Material for this exercise »
# # # # #

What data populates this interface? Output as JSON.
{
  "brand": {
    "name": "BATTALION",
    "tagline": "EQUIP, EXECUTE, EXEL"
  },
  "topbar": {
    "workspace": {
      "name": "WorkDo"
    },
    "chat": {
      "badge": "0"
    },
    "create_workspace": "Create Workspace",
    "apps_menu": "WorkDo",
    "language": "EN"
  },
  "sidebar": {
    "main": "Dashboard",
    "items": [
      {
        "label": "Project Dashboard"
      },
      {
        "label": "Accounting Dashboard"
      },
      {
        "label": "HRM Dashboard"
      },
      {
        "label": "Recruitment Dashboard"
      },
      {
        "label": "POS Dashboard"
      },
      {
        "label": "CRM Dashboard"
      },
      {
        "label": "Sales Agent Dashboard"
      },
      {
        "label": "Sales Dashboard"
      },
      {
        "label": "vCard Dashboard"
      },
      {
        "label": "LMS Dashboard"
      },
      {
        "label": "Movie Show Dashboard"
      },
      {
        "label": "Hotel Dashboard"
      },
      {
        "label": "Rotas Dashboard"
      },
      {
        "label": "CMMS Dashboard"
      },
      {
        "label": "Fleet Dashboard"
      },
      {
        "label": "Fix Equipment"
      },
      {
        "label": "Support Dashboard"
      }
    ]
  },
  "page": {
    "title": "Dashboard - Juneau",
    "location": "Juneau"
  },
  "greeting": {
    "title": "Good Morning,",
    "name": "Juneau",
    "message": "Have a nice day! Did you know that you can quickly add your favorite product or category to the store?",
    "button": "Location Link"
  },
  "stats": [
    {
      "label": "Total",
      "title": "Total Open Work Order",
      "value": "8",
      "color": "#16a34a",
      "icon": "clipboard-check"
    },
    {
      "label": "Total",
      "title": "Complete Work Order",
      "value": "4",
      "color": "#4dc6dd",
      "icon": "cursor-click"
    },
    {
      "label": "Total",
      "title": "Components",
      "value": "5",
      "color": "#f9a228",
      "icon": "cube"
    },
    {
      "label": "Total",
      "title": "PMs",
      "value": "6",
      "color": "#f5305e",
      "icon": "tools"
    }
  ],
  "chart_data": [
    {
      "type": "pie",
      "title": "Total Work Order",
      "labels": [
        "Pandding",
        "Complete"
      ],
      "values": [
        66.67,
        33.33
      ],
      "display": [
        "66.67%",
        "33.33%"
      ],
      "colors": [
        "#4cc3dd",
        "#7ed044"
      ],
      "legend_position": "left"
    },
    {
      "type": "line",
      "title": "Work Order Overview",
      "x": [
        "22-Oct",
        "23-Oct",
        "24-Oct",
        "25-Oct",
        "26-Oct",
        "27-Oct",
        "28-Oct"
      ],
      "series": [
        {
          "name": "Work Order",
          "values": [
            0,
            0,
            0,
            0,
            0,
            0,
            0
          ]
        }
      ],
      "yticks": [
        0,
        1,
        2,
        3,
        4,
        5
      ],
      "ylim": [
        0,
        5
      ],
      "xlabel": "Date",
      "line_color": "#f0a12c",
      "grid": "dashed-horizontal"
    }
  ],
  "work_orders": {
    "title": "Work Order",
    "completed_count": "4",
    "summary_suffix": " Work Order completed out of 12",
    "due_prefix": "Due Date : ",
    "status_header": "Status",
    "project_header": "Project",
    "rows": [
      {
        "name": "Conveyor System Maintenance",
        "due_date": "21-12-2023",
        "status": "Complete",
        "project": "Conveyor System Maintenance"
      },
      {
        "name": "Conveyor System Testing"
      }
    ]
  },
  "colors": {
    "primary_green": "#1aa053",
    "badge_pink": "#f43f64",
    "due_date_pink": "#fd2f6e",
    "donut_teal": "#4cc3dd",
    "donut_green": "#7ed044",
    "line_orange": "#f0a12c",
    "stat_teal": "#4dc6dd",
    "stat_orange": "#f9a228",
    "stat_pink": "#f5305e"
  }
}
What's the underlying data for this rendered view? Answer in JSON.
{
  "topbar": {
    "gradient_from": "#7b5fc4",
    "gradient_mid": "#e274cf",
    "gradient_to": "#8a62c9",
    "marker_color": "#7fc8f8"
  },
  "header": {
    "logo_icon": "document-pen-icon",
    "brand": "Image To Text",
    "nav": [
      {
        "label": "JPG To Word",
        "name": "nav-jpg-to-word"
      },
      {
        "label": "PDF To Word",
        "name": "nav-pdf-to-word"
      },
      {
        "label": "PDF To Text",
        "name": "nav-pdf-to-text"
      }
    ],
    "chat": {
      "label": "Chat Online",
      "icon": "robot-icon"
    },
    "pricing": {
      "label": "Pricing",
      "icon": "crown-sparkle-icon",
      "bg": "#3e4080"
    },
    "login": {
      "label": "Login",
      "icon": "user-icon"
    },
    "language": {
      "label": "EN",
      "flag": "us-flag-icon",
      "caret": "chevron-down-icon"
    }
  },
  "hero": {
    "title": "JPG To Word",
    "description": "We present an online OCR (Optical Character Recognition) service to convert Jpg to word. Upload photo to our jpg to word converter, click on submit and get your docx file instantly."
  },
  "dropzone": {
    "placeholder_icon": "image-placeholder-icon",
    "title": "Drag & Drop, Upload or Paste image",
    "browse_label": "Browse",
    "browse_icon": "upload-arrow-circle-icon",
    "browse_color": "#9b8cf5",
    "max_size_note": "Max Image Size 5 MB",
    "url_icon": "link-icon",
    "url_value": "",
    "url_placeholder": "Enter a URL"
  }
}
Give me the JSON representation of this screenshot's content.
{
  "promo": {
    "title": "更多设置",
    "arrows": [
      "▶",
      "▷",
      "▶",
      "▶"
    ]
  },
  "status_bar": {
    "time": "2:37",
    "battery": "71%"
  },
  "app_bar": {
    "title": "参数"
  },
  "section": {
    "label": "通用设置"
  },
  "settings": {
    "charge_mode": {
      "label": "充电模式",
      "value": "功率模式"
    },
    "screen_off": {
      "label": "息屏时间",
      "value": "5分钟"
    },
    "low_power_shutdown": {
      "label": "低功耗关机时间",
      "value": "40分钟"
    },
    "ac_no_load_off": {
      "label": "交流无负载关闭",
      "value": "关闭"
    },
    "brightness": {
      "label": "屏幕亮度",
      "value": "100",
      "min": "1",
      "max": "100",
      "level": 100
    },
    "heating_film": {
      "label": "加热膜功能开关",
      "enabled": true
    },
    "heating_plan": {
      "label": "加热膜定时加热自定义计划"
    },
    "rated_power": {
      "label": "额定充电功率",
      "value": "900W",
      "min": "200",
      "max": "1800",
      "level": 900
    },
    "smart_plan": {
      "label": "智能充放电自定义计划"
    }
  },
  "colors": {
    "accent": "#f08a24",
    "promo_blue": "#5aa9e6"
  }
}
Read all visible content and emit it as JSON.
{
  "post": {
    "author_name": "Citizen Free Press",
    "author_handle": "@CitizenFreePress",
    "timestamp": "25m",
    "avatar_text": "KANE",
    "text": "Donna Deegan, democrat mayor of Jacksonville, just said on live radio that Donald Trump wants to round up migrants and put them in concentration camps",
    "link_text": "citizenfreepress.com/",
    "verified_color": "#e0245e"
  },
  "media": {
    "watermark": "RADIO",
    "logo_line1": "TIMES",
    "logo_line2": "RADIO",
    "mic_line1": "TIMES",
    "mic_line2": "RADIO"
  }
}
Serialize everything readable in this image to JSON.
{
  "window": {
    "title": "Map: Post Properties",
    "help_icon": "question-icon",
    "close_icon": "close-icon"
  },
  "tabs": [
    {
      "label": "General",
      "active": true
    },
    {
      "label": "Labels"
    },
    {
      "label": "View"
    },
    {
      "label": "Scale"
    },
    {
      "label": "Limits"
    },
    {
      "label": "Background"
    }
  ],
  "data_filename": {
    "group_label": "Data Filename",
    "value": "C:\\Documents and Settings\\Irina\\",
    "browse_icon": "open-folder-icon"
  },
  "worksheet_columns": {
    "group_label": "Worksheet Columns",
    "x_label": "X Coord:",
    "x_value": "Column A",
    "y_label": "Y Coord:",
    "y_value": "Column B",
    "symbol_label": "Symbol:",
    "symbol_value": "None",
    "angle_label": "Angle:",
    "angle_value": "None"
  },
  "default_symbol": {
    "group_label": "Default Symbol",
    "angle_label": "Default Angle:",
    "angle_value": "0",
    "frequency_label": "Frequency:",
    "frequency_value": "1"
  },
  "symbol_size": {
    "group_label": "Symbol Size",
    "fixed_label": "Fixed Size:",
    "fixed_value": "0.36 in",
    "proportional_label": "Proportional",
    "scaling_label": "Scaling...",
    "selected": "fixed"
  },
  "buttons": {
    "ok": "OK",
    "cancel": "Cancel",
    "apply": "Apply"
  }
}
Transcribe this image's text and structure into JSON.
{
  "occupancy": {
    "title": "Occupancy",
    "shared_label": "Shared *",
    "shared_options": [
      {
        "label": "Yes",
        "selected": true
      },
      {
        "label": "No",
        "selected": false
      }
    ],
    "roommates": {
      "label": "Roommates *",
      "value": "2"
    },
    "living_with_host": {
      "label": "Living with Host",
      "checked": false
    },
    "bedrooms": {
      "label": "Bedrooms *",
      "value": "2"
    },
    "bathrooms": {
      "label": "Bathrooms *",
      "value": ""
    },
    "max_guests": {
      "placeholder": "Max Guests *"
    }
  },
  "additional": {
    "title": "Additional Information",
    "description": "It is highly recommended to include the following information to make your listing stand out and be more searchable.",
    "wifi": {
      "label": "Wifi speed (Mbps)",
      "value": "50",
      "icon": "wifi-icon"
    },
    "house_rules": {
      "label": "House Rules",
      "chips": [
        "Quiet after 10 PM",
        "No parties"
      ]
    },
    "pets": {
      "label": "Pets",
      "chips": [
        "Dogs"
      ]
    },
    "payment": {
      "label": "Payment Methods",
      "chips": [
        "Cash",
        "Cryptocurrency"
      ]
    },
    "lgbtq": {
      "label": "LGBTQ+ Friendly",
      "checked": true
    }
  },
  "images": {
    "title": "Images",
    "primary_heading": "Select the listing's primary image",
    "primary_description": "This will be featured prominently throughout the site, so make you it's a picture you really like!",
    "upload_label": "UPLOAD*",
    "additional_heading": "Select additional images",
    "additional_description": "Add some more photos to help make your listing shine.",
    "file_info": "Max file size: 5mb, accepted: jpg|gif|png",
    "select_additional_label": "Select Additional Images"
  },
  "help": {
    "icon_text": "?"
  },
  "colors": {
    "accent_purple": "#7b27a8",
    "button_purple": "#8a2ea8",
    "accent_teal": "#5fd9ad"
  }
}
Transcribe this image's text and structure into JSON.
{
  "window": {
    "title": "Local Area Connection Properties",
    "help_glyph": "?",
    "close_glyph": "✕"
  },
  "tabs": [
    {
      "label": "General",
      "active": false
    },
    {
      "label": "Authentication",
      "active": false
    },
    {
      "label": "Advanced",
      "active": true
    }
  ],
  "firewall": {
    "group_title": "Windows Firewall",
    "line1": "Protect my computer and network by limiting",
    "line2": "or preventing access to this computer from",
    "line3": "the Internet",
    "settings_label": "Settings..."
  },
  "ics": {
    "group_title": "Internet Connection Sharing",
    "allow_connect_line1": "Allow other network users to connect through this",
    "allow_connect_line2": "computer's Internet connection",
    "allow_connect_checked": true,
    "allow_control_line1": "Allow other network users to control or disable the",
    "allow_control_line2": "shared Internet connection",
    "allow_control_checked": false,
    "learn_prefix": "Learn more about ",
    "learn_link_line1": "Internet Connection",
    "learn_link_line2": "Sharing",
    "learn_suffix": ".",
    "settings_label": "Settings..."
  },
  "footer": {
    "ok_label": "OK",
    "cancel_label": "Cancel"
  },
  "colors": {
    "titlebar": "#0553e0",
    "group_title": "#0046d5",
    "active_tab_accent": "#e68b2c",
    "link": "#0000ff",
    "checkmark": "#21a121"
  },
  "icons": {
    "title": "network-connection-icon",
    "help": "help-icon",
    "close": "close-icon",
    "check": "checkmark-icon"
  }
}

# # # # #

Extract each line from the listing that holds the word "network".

    "line1": "Protect my computer and network by limiting",
    "allow_connect_line1": "Allow other network users to connect through this",
    "allow_control_line1": "Allow other network users to control or disable the",
    "title": "network-connection-icon",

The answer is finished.